Echopraxia is a neurological disorder characterized by the involuntary repetition or imitation of the movements of another person. This condition is similar to echolalia, which is the repetition of words or phrases spoken by another person.
Echopraxia is commonly associated with Tourette syndrome, autism spectrum disorder, and other developmental or neurological disorders. It can also be a side effect of certain medications, such as antipsychotic drugs.
The exact cause of echopraxia is not known, but it is believed to be related to abnormal activity in the brain. The areas of the brain responsible for motor function and imitation may be overactive in individuals with echopraxia.
Symptoms of echopraxia may include repetitive or imitative movements, such as hand gestures, facial expressions, or body movements. These movements are often involuntary and can interfere with daily activities and social interactions. In some cases, individuals with echopraxia may be unaware that they are imitating the movements of others.
Diagnosis of echopraxia involves a comprehensive evaluation by a healthcare professional, including a physical examination, medical history, and neurological testing. Other tests, such as imaging studies or blood tests, may be ordered to rule out other underlying medical conditions.
Treatment options for echopraxia depend on the underlying cause and severity of the condition. Behavioral therapy can be helpful in teaching individuals with echopraxia to control their movements and reduce imitative behavior. Medications, such as antipsychotic drugs, may also be used to treat echopraxia in some cases.
In addition to treatment, support and education for individuals with echopraxia and their families can be helpful in managing the condition. This may include education about the disorder and strategies for coping with symptoms, as well as access to support groups and other resources.

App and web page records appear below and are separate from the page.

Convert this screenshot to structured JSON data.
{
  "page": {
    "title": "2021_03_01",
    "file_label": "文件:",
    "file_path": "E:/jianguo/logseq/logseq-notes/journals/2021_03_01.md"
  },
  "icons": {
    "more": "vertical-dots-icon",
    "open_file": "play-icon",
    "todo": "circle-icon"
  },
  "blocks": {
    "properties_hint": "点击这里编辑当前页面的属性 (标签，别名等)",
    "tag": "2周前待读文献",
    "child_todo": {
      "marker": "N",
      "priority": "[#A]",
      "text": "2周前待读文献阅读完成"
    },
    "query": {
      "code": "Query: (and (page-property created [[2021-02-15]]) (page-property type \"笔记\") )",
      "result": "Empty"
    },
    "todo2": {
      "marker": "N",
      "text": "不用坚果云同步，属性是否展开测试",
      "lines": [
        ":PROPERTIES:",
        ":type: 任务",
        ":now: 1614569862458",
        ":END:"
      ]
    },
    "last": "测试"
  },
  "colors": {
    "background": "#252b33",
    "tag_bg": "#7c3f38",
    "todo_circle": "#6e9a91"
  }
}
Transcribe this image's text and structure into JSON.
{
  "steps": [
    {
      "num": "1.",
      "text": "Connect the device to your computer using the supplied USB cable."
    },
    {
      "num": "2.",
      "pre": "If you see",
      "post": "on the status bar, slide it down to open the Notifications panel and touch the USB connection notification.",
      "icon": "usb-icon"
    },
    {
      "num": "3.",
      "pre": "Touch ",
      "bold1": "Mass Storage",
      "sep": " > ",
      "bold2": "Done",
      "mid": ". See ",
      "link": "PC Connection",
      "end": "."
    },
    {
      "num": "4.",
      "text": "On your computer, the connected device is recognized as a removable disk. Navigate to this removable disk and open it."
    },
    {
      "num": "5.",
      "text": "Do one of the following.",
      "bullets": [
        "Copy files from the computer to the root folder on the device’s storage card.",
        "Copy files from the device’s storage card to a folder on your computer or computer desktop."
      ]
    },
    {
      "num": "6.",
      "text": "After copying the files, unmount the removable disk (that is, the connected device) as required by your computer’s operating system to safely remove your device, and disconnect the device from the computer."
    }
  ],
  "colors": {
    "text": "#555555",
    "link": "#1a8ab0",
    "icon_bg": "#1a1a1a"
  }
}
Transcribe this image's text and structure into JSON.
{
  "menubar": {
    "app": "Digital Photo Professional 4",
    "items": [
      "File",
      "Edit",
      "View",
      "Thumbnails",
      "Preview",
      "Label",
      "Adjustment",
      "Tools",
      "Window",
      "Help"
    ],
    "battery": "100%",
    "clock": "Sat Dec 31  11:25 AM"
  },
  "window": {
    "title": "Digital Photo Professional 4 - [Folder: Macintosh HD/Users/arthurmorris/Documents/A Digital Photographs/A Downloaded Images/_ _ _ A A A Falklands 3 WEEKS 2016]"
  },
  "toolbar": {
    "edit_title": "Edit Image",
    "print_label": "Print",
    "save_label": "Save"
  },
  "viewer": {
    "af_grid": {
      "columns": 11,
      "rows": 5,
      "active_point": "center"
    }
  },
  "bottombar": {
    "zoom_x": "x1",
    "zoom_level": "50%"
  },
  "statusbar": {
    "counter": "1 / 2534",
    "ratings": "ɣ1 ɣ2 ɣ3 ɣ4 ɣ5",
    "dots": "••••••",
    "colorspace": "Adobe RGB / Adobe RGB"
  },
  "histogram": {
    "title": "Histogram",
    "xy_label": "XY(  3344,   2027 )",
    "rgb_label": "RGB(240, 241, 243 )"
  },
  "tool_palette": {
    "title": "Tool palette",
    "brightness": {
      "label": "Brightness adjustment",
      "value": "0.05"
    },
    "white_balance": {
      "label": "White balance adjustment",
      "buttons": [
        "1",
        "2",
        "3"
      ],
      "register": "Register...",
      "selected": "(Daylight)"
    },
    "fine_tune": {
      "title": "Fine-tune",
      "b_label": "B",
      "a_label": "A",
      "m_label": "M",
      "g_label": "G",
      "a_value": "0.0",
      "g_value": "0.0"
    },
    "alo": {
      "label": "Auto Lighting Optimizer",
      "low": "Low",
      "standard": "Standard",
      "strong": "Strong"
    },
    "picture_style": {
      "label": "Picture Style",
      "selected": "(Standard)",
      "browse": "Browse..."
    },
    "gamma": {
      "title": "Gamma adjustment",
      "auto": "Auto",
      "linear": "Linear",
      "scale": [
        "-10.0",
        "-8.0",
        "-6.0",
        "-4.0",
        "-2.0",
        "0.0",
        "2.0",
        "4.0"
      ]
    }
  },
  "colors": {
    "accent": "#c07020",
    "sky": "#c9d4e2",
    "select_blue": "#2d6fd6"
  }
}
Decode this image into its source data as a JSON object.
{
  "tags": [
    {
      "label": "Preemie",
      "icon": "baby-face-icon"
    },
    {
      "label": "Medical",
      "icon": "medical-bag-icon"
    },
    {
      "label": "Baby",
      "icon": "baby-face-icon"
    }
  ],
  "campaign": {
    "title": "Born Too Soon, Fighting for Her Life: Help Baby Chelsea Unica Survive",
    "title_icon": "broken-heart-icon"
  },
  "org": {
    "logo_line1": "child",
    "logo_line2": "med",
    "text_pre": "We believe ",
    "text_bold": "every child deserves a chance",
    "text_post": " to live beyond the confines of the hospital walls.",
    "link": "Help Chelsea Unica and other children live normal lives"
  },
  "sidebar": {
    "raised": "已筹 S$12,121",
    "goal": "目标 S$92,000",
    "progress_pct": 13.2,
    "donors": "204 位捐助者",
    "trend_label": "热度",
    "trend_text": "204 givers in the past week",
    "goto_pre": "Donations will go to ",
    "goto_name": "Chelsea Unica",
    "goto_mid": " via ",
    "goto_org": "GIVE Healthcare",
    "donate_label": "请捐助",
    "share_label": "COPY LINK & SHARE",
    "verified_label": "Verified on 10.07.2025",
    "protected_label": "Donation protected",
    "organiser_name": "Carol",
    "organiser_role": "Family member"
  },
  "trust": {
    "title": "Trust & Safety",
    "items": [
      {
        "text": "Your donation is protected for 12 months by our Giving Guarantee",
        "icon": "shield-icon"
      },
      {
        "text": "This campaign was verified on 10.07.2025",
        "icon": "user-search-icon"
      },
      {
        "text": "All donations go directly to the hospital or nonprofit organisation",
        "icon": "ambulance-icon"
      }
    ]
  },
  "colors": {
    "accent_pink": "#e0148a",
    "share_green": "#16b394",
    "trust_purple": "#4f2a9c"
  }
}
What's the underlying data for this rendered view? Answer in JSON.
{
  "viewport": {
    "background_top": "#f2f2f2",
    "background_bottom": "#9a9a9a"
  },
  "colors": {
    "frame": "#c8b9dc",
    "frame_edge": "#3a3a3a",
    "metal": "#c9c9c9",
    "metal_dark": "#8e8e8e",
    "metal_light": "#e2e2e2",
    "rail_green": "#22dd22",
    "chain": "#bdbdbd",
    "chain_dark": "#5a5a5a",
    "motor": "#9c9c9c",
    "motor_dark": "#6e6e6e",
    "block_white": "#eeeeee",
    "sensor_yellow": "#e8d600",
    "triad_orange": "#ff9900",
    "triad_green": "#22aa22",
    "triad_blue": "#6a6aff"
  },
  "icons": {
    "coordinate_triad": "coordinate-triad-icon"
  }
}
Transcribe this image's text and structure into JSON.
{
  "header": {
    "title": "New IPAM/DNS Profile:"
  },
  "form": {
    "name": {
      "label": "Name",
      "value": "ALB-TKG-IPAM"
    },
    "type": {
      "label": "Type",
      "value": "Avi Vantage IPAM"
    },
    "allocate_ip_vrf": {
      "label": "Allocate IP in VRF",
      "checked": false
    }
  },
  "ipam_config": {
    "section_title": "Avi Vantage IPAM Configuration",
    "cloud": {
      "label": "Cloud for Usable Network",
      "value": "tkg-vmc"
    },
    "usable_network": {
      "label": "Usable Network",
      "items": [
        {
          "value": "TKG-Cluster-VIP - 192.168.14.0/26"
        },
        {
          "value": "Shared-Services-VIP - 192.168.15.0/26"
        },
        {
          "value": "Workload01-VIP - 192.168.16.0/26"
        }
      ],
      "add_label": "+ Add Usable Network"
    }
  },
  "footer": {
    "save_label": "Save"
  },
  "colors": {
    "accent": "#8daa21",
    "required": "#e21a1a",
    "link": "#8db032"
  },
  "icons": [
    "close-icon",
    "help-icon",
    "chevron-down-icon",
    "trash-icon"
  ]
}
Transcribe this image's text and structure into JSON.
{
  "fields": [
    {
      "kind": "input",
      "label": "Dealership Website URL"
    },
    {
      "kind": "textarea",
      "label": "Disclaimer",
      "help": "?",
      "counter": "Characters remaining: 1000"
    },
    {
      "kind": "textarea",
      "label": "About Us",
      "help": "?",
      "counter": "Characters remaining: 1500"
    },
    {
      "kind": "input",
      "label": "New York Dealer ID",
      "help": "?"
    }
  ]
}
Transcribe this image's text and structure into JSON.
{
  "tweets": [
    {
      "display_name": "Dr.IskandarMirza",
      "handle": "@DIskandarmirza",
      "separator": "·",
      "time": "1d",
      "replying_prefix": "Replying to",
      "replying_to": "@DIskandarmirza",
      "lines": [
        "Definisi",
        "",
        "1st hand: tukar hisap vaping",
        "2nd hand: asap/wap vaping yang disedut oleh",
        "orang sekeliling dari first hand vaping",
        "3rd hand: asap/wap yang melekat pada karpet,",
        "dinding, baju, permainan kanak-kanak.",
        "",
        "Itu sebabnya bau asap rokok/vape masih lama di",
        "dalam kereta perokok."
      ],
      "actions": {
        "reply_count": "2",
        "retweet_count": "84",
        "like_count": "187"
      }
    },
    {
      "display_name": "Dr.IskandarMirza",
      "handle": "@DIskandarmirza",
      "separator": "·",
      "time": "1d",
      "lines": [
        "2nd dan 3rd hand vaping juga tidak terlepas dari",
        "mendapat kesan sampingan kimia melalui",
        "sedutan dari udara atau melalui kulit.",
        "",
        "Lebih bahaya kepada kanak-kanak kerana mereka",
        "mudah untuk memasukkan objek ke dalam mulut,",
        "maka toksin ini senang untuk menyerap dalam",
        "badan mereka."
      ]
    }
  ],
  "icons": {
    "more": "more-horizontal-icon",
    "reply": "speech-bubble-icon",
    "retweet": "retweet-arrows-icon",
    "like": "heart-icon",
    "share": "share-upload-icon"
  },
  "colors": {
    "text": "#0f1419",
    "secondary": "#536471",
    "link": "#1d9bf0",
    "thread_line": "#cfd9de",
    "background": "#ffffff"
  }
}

Overall, echopraxia is a neurological disorder characterized by the involuntary repetition or imitation of the movements of another person. While there is no cure for echopraxia, treatment options such as behavioral therapy and medication can be effective in managing symptoms and improving quality of life.